BEGIN Data for this exercise

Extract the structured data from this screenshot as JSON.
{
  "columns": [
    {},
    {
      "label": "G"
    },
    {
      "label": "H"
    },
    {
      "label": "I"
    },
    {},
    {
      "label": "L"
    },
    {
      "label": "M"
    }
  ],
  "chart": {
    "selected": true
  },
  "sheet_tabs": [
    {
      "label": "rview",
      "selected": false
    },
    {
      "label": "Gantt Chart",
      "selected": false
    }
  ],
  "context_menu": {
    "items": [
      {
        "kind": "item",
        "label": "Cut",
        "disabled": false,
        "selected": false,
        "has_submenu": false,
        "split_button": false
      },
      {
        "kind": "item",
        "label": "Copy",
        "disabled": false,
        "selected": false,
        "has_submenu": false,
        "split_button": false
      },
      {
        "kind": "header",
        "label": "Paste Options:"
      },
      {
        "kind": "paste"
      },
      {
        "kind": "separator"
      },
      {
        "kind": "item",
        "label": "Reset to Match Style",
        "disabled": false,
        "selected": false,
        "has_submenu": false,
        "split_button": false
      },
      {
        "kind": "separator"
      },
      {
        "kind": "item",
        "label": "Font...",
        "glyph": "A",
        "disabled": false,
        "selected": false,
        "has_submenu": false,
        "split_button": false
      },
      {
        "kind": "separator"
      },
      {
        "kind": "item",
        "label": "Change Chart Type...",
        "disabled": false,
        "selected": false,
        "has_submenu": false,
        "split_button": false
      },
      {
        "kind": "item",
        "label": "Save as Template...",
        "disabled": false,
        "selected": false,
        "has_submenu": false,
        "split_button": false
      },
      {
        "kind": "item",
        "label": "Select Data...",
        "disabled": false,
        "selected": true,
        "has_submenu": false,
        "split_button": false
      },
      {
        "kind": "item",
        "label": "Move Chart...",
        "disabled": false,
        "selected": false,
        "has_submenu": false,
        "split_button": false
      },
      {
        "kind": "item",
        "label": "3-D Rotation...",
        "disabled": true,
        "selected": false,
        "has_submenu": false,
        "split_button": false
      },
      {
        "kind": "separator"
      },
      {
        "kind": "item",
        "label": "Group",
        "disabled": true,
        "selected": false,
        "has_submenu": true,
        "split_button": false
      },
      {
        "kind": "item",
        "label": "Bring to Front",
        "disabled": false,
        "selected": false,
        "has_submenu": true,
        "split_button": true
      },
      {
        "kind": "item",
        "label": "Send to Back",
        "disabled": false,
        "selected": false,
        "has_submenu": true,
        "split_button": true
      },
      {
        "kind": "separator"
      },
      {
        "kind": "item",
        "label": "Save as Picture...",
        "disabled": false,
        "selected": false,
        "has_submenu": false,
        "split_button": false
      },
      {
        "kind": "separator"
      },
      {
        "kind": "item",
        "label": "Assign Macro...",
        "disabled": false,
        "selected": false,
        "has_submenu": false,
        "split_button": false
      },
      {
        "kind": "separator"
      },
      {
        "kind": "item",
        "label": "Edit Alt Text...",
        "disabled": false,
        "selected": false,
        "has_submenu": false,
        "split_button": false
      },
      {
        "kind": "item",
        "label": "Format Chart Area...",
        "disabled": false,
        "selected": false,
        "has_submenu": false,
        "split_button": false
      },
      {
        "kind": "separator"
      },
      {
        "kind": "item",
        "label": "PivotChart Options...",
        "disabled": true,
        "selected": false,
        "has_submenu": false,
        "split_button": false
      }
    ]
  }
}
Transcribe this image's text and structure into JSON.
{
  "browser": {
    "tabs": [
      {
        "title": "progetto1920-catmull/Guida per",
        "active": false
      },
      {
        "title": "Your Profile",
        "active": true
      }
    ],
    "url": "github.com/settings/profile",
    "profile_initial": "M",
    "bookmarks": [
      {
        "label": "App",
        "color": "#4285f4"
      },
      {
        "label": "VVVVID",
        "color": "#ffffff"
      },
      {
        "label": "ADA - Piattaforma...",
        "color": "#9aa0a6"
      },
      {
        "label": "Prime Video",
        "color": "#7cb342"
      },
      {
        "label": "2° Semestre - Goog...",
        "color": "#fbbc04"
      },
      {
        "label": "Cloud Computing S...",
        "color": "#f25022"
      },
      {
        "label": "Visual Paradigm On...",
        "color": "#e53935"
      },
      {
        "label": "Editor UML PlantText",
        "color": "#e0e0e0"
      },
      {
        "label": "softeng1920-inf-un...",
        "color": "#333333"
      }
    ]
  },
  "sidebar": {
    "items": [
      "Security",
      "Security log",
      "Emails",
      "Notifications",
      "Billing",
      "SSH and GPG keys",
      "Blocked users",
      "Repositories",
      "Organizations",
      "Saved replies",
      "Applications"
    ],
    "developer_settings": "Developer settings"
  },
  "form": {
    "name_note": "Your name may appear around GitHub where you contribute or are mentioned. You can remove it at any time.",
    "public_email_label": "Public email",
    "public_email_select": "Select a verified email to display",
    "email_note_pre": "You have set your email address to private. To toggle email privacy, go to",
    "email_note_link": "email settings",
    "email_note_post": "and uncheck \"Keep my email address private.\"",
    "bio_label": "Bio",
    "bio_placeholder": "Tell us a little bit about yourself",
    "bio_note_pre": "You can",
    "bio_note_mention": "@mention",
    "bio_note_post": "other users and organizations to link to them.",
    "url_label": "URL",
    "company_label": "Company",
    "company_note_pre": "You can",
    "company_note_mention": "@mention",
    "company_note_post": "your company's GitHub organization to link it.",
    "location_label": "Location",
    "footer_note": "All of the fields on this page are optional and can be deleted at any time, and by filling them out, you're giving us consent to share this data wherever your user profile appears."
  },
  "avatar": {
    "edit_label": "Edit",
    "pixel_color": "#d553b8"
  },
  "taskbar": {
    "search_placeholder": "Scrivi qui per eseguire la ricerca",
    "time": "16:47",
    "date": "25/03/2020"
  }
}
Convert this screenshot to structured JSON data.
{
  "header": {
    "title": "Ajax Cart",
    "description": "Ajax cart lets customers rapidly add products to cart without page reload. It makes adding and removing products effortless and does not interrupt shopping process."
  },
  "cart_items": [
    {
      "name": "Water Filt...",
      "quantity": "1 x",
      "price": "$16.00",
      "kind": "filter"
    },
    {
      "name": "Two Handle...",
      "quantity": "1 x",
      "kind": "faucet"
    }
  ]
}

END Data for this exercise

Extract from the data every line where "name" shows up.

**Your response**
    "name_note": "Your name may appear around GitHub where you contribute or are mentioned. You can remove it at any time.",
      "name": "Water Filt...",
      "name": "Two Handle...",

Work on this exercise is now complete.